“The professors, all of them, use a level balance of diplomacy. They’re wonderful human beings.”

One of Giovanni’s favorite books, his Business Bible, is “The Goal” by Eliyahu Goldratt. “I live by that book, which was recommended to us by our Operational Management professor. It discusses how to solve “bottlenecks” in management. For recreation, Giovanni reads Steve Barry thrillers. He enjoys the mix of historical facts with fiction. To improve himself as a professional, his stacks include periodicals, business journals, The Economist.

Giovanni’s philosophy in life is simple yet profound: “To be an upstanding human being whether I’m dealing with executives or a homeless person. Everyone should be treated equally and given the benefit of the doubt. Everyone has the right to be properly evaluated without any preconceived notions.” In the hiring process, he spends an hour with potential candidates because he wants to get to know his applicants. He takes the time.

“We’re all here, together, to solve a problem. We have different roles, but if we’re successful in our roles then the company thrives, and we have a future. Everyone deserves a fair chance to introduce him/herself."

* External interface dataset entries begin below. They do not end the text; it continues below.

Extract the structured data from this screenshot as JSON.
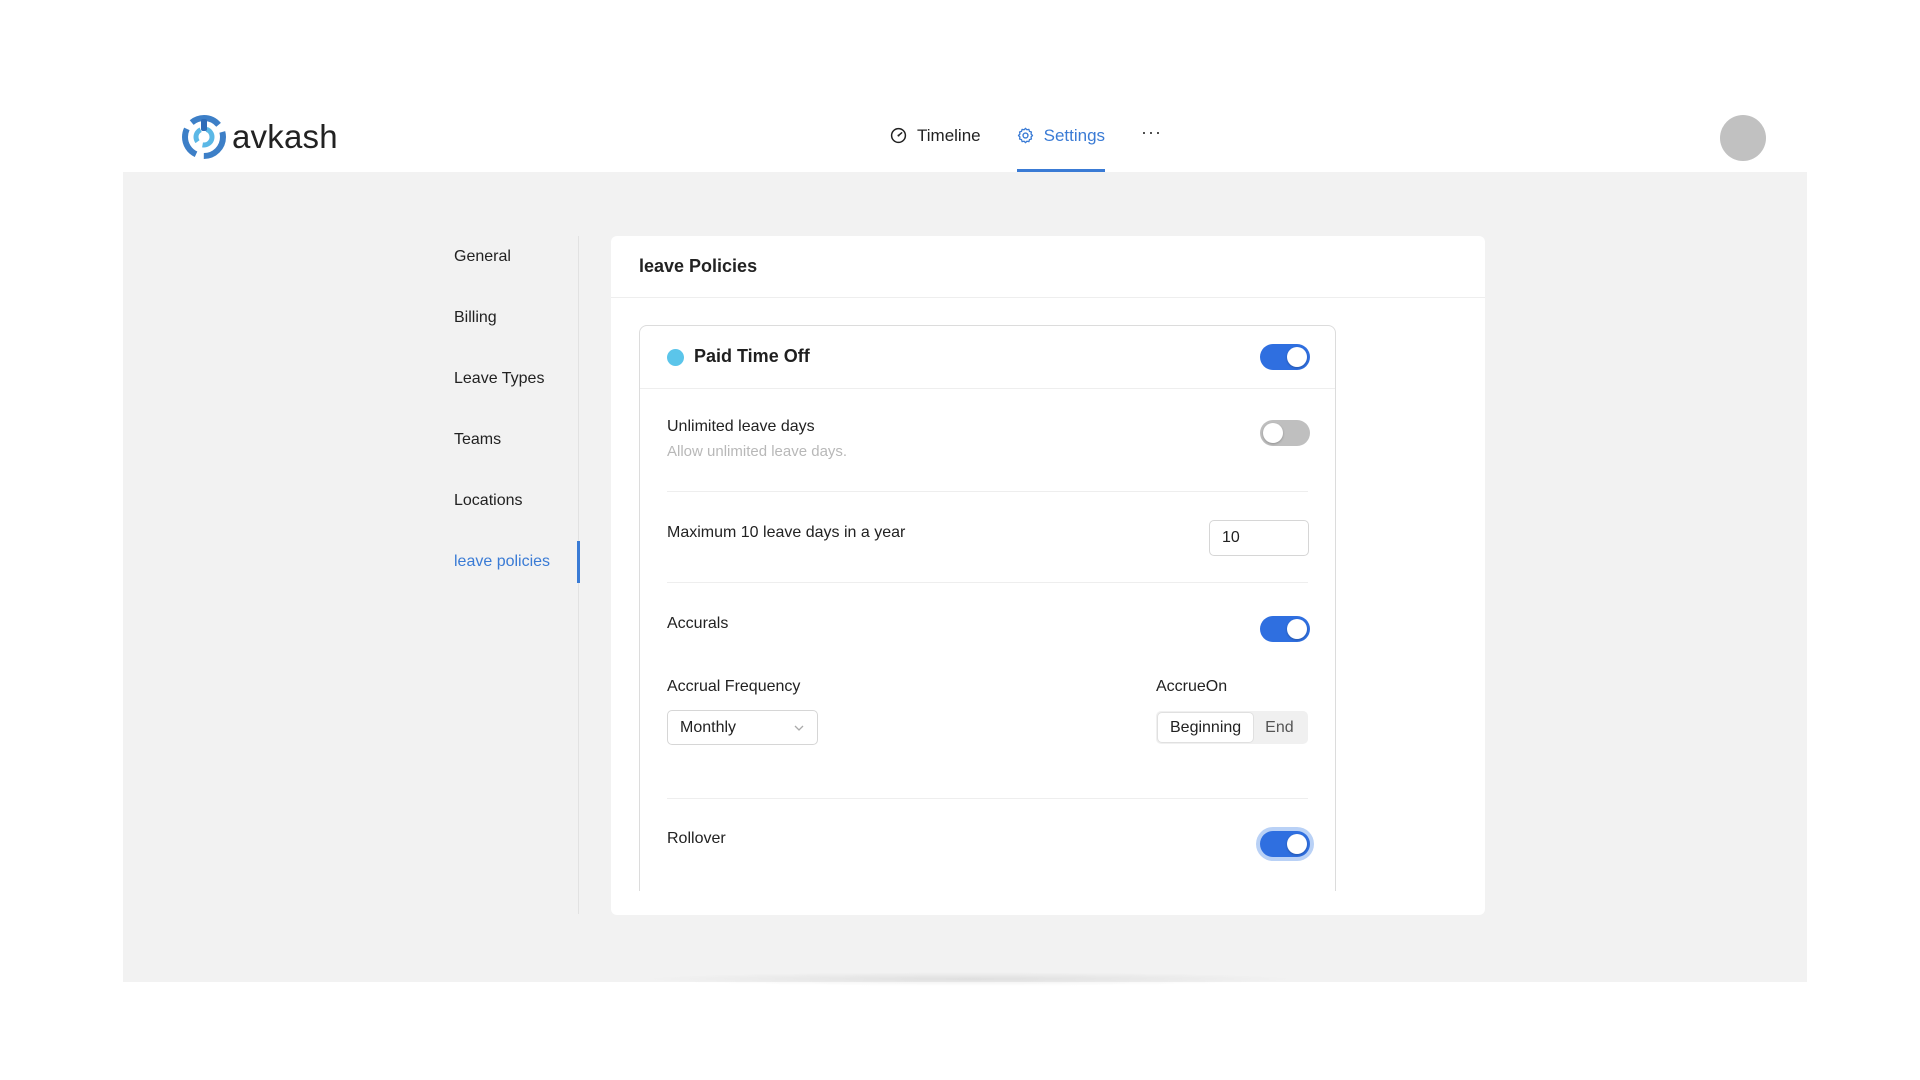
{
  "app": {
    "name": "avkash"
  },
  "nav": {
    "items": [
      {
        "label": "Timeline",
        "icon": "gauge-icon",
        "active": false
      },
      {
        "label": "Settings",
        "icon": "gear-icon",
        "active": true
      }
    ],
    "more_label": "···"
  },
  "sidebar": {
    "items": [
      {
        "label": "General"
      },
      {
        "label": "Billing"
      },
      {
        "label": "Leave Types"
      },
      {
        "label": "Teams"
      },
      {
        "label": "Locations"
      },
      {
        "label": "leave policies",
        "active": true
      }
    ]
  },
  "panel": {
    "title": "leave Policies",
    "policy": {
      "name": "Paid Time Off",
      "color": "#5bc5ea",
      "enabled": true,
      "unlimited": {
        "label": "Unlimited leave days",
        "description": "Allow unlimited leave days.",
        "enabled": false
      },
      "maximum": {
        "label": "Maximum 10 leave days in a year",
        "value": "10"
      },
      "accruals": {
        "label": "Accurals",
        "enabled": true,
        "frequency_label": "Accrual Frequency",
        "frequency_value": "Monthly",
        "accrue_on_label": "AccrueOn",
        "accrue_on_options": [
          "Beginning",
          "End"
        ],
        "accrue_on_selected": "Beginning"
      },
      "rollover": {
        "label": "Rollover",
        "enabled": true
      }
    }
  },
  "colors": {
    "accent": "#3a7bd5",
    "toggle_on": "#2f6fe0",
    "toggle_off": "#bfbfbf",
    "content_bg": "#f2f2f2"
  }
}
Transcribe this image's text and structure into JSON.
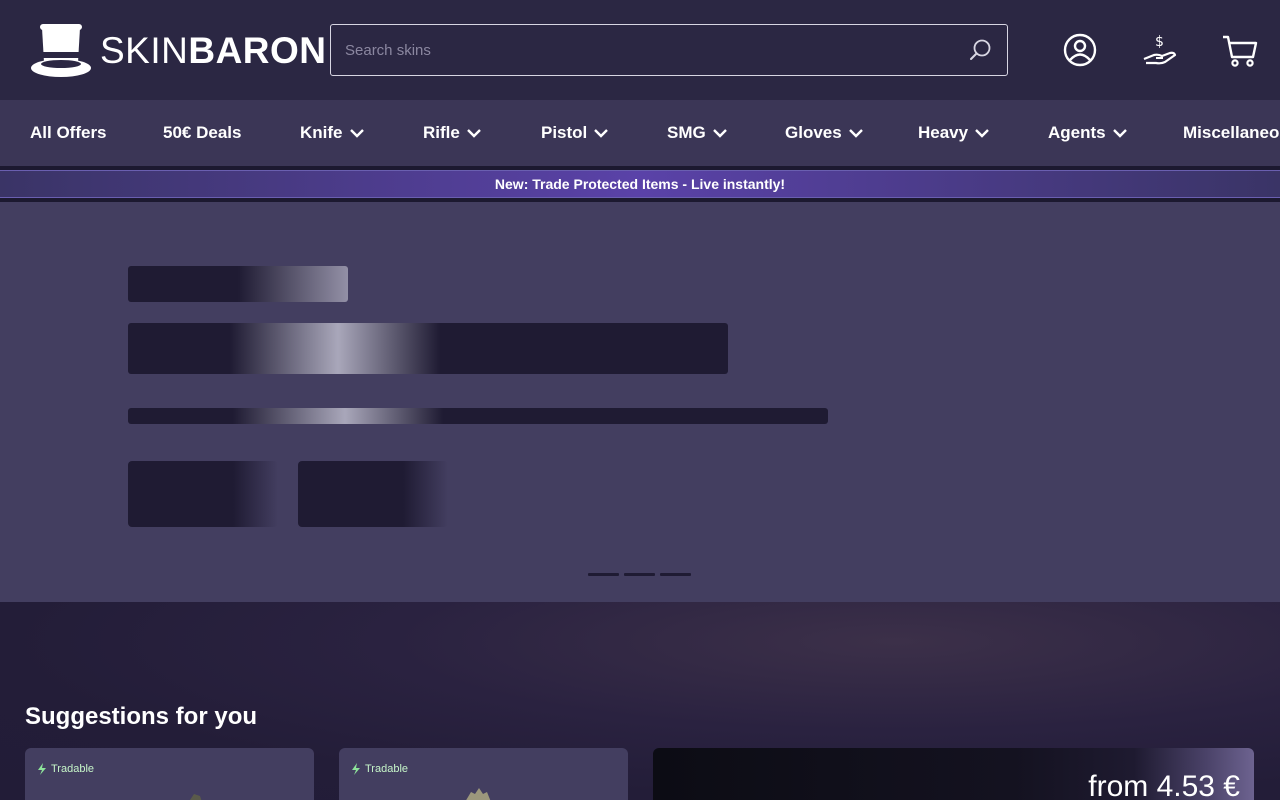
{
  "brand": {
    "name_thin": "SKIN",
    "name_bold": "BARON"
  },
  "search": {
    "placeholder": "Search skins"
  },
  "header_icons": [
    "account-icon",
    "sell-money-hand-icon",
    "cart-icon"
  ],
  "nav": {
    "items": [
      {
        "label": "All Offers",
        "dropdown": false
      },
      {
        "label": "50€ Deals",
        "dropdown": false
      },
      {
        "label": "Knife",
        "dropdown": true
      },
      {
        "label": "Rifle",
        "dropdown": true
      },
      {
        "label": "Pistol",
        "dropdown": true
      },
      {
        "label": "SMG",
        "dropdown": true
      },
      {
        "label": "Gloves",
        "dropdown": true
      },
      {
        "label": "Heavy",
        "dropdown": true
      },
      {
        "label": "Agents",
        "dropdown": true
      },
      {
        "label": "Miscellaneous",
        "dropdown": false
      }
    ]
  },
  "banner": {
    "text": "New: Trade Protected Items - Live instantly!"
  },
  "hero": {
    "slide_count": 3
  },
  "suggestions": {
    "title": "Suggestions for you",
    "cards": [
      {
        "badge": "Tradable"
      },
      {
        "badge": "Tradable"
      }
    ],
    "promo": {
      "text": "from 4.53 €"
    }
  },
  "colors": {
    "header_bg": "#2b2743",
    "nav_bg": "#3b3656",
    "hero_bg": "#433e60",
    "banner_accent": "#5a42a8",
    "tradable_green": "#c6f5c9"
  }
}
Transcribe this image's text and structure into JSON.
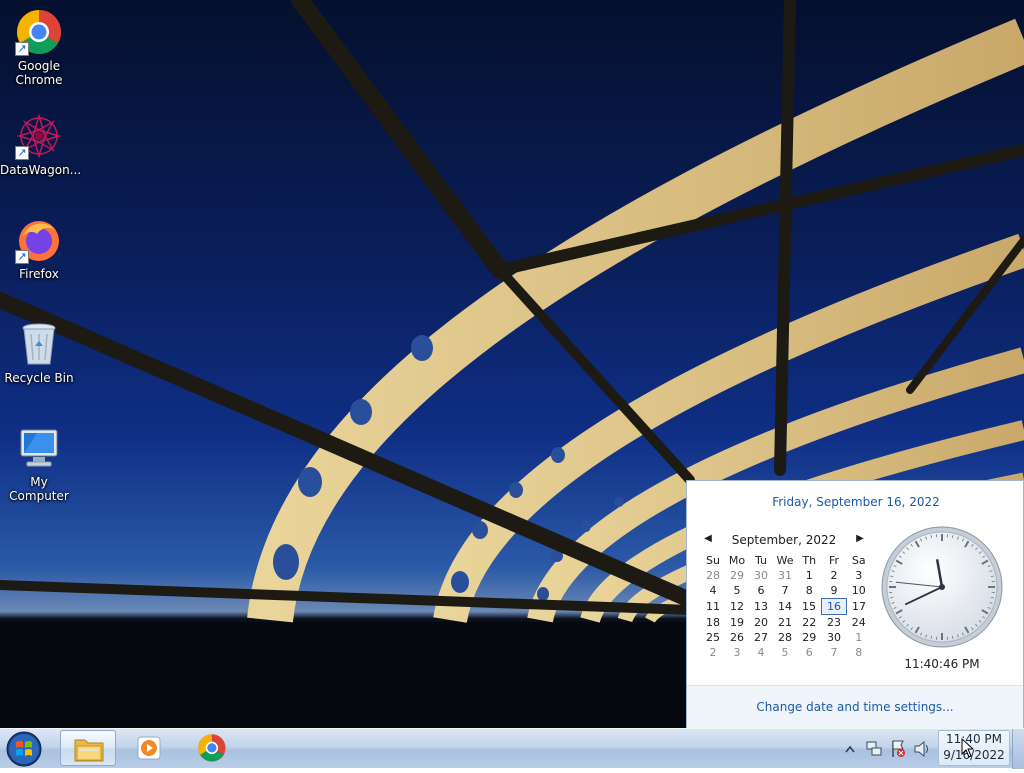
{
  "desktop": {
    "icons": [
      {
        "label": "Google Chrome",
        "icon": "chrome-icon"
      },
      {
        "label": "DataWagon...",
        "icon": "datawagon-icon"
      },
      {
        "label": "Firefox",
        "icon": "firefox-icon"
      },
      {
        "label": "Recycle Bin",
        "icon": "recycle-bin-icon"
      },
      {
        "label": "My Computer",
        "icon": "my-computer-icon"
      }
    ]
  },
  "taskbar": {
    "start_icon": "windows-start-icon",
    "pinned": [
      {
        "icon": "explorer-folder-icon",
        "active": true
      },
      {
        "icon": "media-player-icon",
        "active": false
      },
      {
        "icon": "chrome-icon",
        "active": false
      }
    ],
    "tray_icons": [
      "show-hidden-icons-chevron",
      "network-icon",
      "action-center-flag-icon",
      "volume-icon"
    ],
    "clock": {
      "time": "11:40 PM",
      "date": "9/16/2022"
    }
  },
  "calendar_popup": {
    "long_date": "Friday, September 16, 2022",
    "month_title": "September, 2022",
    "weekdays": [
      "Su",
      "Mo",
      "Tu",
      "We",
      "Th",
      "Fr",
      "Sa"
    ],
    "weeks": [
      [
        "28",
        "29",
        "30",
        "31",
        "1",
        "2",
        "3"
      ],
      [
        "4",
        "5",
        "6",
        "7",
        "8",
        "9",
        "10"
      ],
      [
        "11",
        "12",
        "13",
        "14",
        "15",
        "16",
        "17"
      ],
      [
        "18",
        "19",
        "20",
        "21",
        "22",
        "23",
        "24"
      ],
      [
        "25",
        "26",
        "27",
        "28",
        "29",
        "30",
        "1"
      ],
      [
        "2",
        "3",
        "4",
        "5",
        "6",
        "7",
        "8"
      ]
    ],
    "today": "16",
    "digital_time": "11:40:46 PM",
    "analog": {
      "hours": 11,
      "minutes": 40,
      "seconds": 46
    },
    "settings_link": "Change date and time settings...",
    "accent_color": "#1c5aa6"
  }
}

His guiding principle is: “Take care of your people and [they] will take care of your clients.” Giovanni prides himself on providing a wonderful place for his staff. The Language Group was voted overall best place to work for all of Hampton Roads in 2018. They offer a Wellness Program to employees. Giovanni uses the most up-to-date software. He genuinely works to give his team a quality of life because they’re with [The Language Group] 40 hours a week, which is more than their families. “I want to make sure they’re happy."

Giovanni is refreshingly direct. Competitors around the country hire The Language Group to do their work for them. Sort of like a ghostwriter or Amazon hiring UPS to make their deliveries. In-house, other companies can’t provide the services that The Language Group offers. “One of those companies wanted to come to our office to see how we do it. An executive watched our company for a couple of days. He was astounded to discover that we were not putting on a show for him as our competitor.” Some of Giovanni’s staff asked why he was showing competitors “under the hood” so-to-speak. Giovanni replied matter of fact. “Because they can’t replicate it. It starts at the top with philosophy: dress code, clean furniture, dining options for employees.” Every detail matters; many competitors take this for granted. Their client-employee culture is different. Office culture takes time to establish. The executive who visited The Language Group was blown away by the culture and efficiency. Half the amount of people are doing twice the volume of work in the industry. “I am so proud of the culture we’ve created as well as the solution-efficiency.” Following through on ideas is critical. Giovanni knows this inside and out. Executing goals through action, not thoughts, is how a business is born. Conception begins with the idea, but plans and strategies, even if they’re trial and error, must be implemented. “90% of entrepreneurs will fail the first year, that’s just life. When I started the business, I had a vision of what it would look like. Applying your ideas to the marketplace is critical. When I started, the software wasn’t in place. That didn’t happen until 10 years later.” Longevity, being able to commit to a vision for the long haul, is truly the serum of success. Currently, The Language Group uses an app-based model to manage resources around the country. Giovanni knows his clients which is imperative to every business owner. “Creating an experience that as a client I would want to experience,” is what it’s all about.

Continuing to learn and improve one’s self is an earmark of Giovanni’s career.

“You start doing something, you believe in it, next thing you know your [company’s] getting awards and you say, ‘Well, I’m just doing my job,’ but it is nice to see that it’s being recognized. I thank William & Mary for this added exposure. [You] are an integral part of my success.”